Parents Suck Pacifiers: Study Finds Babies Have Better Health

By Jack Phillips
Jack Phillips
Jack Phillips
Breaking News Reporter
Jack Phillips is a breaking news reporter at The Epoch Times based in New York.
May 6, 2013 Updated: July 18, 2015

Parents suck pacifiers: Researchers have found that the saliva of parents could be used to “clean” pacifiers in order to protect their babies against allergies, eczema, and asthma.

“We demonstrate that a common parental practice, sucking on the infant’s pacifier before it is given back to the infant, is associated with protection against early eczema development and asthma symptoms,” researchers said, reported CBS News.

The scientists, led by Dr. Bill Hesselmar with University of Gothenburg in Sweden, compared data among parents who “cleaned” the pacifier with saliva and those who used boiled water or rinsed the pacifier to clean it. The study evaluated 184 Swedish babies, which was published in the journal “Pediatrics.”

“This is a really interesting and intriguing observation,” Elizabeth Matsui of Johns Hopkins Children’s Center and not involved in the study, told NPR.

She suggested that the study adds to evidence that exposure to microbes early in a child’s life can affect their health later down the road.

“There’s recently been an explosion of interest in the microbiome and how it might influence many things — but in particular someone’s propensity to develop an allergic disease,” she said.

The study also found that children born via Caesarean section, and not naturally, and whose pacifiers were boiled or rinsed were most likely to get eczema, according to UPI.

Authors of the study, however, noted that there was no direct links between better health and sucking on pacifiers.
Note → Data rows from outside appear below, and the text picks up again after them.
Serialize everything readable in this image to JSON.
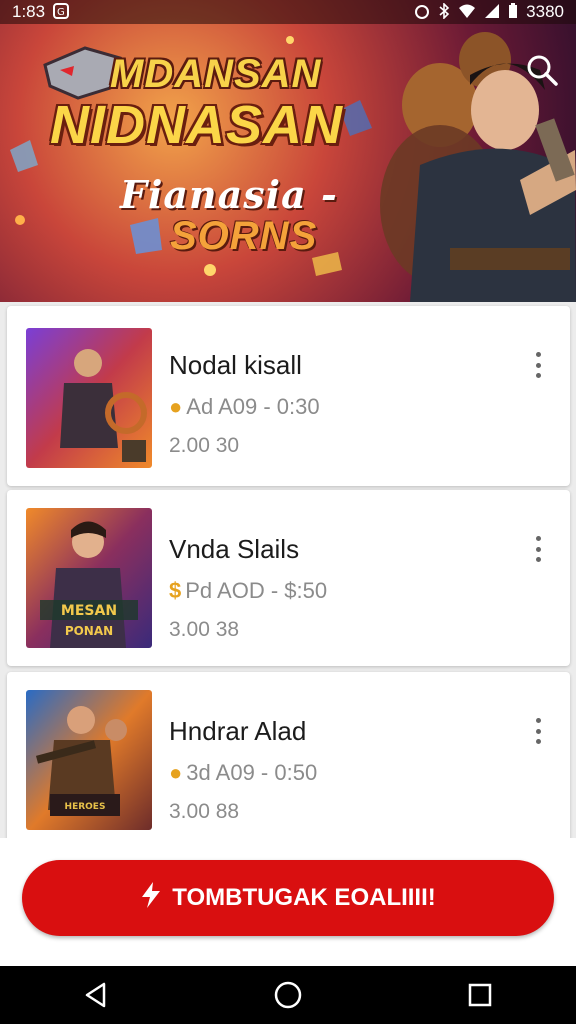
{
  "status_bar": {
    "time": "1:83",
    "right_text": "3380",
    "icons": [
      "notification-icon",
      "alarm-icon",
      "bluetooth-icon",
      "wifi-icon",
      "signal-icon",
      "battery-icon"
    ]
  },
  "banner": {
    "title_line1": "MDANSAN",
    "title_line2": "NIDNASAN",
    "subtitle_line1": "Fianasia -",
    "subtitle_line2": "SORNS",
    "search_icon": "search-icon"
  },
  "items": [
    {
      "title": "Nodal kisall",
      "price": "Ad A09  - 0:30",
      "count": "2.00 30",
      "coin_icon": "coin-icon"
    },
    {
      "title": "Vnda Slails",
      "price": "Pd AOD  - $:50",
      "count": "3.00 38",
      "coin_icon": "dollar-icon"
    },
    {
      "title": "Hndrar Alad",
      "price": "3d A09  - 0:50",
      "count": "3.00 88",
      "coin_icon": "coin-icon"
    }
  ],
  "cta": {
    "label": "TOMBTUGAK EOALIIII!",
    "icon": "lightning-icon"
  },
  "nav": {
    "back": "back-icon",
    "home": "home-icon",
    "recents": "recents-icon"
  },
  "colors": {
    "accent": "#d90f10",
    "coin": "#e6a21f"
  }
}
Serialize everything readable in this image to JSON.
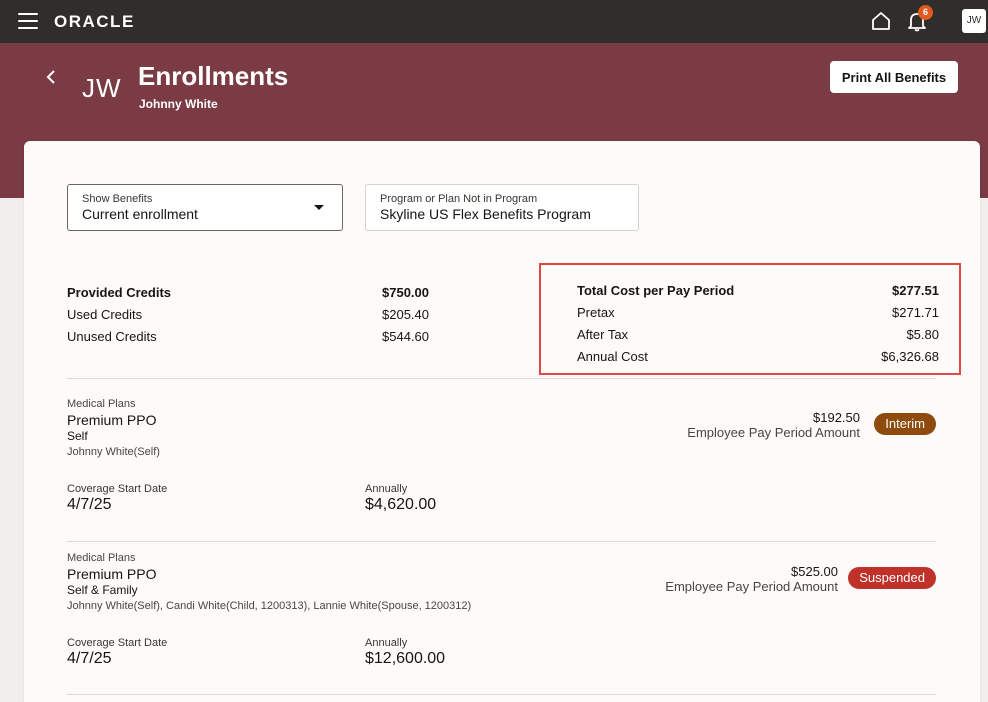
{
  "topbar": {
    "logo": "ORACLE",
    "notification_count": "6",
    "user_initials": "JW"
  },
  "header": {
    "initials": "JW",
    "title": "Enrollments",
    "subtitle": "Johnny White",
    "print_label": "Print All Benefits"
  },
  "filters": {
    "show_benefits_label": "Show Benefits",
    "show_benefits_value": "Current enrollment",
    "program_label": "Program or Plan Not in Program",
    "program_value": "Skyline US Flex Benefits Program"
  },
  "credits": {
    "rows": [
      {
        "label": "Provided Credits",
        "value": "$750.00"
      },
      {
        "label": "Used Credits",
        "value": "$205.40"
      },
      {
        "label": "Unused Credits",
        "value": "$544.60"
      }
    ]
  },
  "costs": {
    "rows": [
      {
        "label": "Total Cost per Pay Period",
        "value": "$277.51"
      },
      {
        "label": "Pretax",
        "value": "$271.71"
      },
      {
        "label": "After Tax",
        "value": "$5.80"
      },
      {
        "label": "Annual Cost",
        "value": "$6,326.68"
      }
    ]
  },
  "plans": [
    {
      "category": "Medical Plans",
      "name": "Premium PPO",
      "option": "Self",
      "participants": "Johnny White(Self)",
      "amount": "$192.50",
      "amount_label": "Employee Pay Period Amount",
      "status": "Interim",
      "coverage_label": "Coverage Start Date",
      "coverage_value": "4/7/25",
      "annual_label": "Annually",
      "annual_value": "$4,620.00"
    },
    {
      "category": "Medical Plans",
      "name": "Premium PPO",
      "option": "Self & Family",
      "participants": "Johnny White(Self), Candi White(Child, 1200313), Lannie White(Spouse, 1200312)",
      "amount": "$525.00",
      "amount_label": "Employee Pay Period Amount",
      "status": "Suspended",
      "coverage_label": "Coverage Start Date",
      "coverage_value": "4/7/25",
      "annual_label": "Annually",
      "annual_value": "$12,600.00"
    }
  ],
  "colors": {
    "topbar": "#312d2a",
    "header": "#7a3b45",
    "interim": "#8f4a0e",
    "suspended": "#c0312a",
    "highlight": "#e04848"
  }
}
Dr. William Schaffner, with Vanderbilt University, told the New York Times that sucking on pacifiers might just be a trait that the parents do not care as much about germs.

“It’s a very interesting study that adds to this idea that a certain kind of interaction with the microbial environment is actually a good thing for infants and children,” he told the paper. “I wonder if the parents that cleaned the pacifiers orally were just more accepting of the old saying that you’ve got to eat a peck of dirt. Maybe they just had a less ‘disinfected’ environment in their homes.”

Jack Phillips
Breaking News Reporter
Jack Phillips is a breaking news reporter at The Epoch Times based in New York.